The Board was gathered for its annual seminar that takes place at the beginning of the year. Carr said the seminar’s main purpose is for the Board to get its first good look at the budget before making needed decisions.

Winkler shared the impact of different budget scenarios with the Board.

If health insurance increases 7 to 10 percent, the Board would need to pay $430,000 to cover the cost if it wishes to continue its policy of “holding staff harmless,” which means not passing along the added costs to staff.

A 1.3 percent step raise would cost $509,556; a 1.5 percent bonus for all employees would cost $161,913.

Winkler suggested adding $50,000 to the budget to give coaches a slightly higher stipend. He also suggested adding one new exploratory position at the middle school at a cost of $62,300.

The total cost amounted to $1.23 million, but subtracting $423,710 of available help from the state means an increase of $806,290.

That’s the amount Winkler suggested the Board request from the Board of Supervisors during spring budget negotiations.

Many teachers dislike the two salary scales instituted by the Board to save money. There are 106 staff members on scale B, which holds down their lifetime earnings.
Winkler said to move those 106 to scale A would cost the school system $11.6 million over 20 years.

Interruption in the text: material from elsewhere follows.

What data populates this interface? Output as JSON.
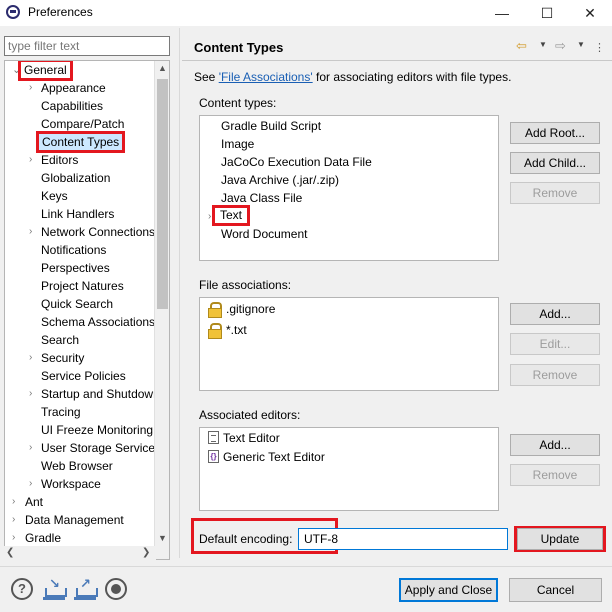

“And that’s without inflation and not giving a raise to anyone on scale A,” Winkler said. “I don’t know what to do. It’s not about being fair, it’s a question of show me how to do it and I’ll do it. I’m not afraid to go out and share this with all of the staff. I think the answer is there, I just don’t know what it is.”

The Board discussed what to do with the self-evaluation they recently filled out. Most felt it was a good start.

Vice Chair Camilla Washington (Columbia) said the discussion of specifics in the self-evaluation should be done in closed session.

Perrie Johnson (Fork Union) said she didn’t understand what about the evaluation necessitated it being discussed in closed session. “The purpose of this is to critique ourselves,” Johnson said.

Washington said if the discussion included specific staff, it must be done in closed session.

Carr agreed to look at all the evaluations and pick out the most important topics for the Board to discuss. Once Carr completes that, it will be put on the next meeting agenda.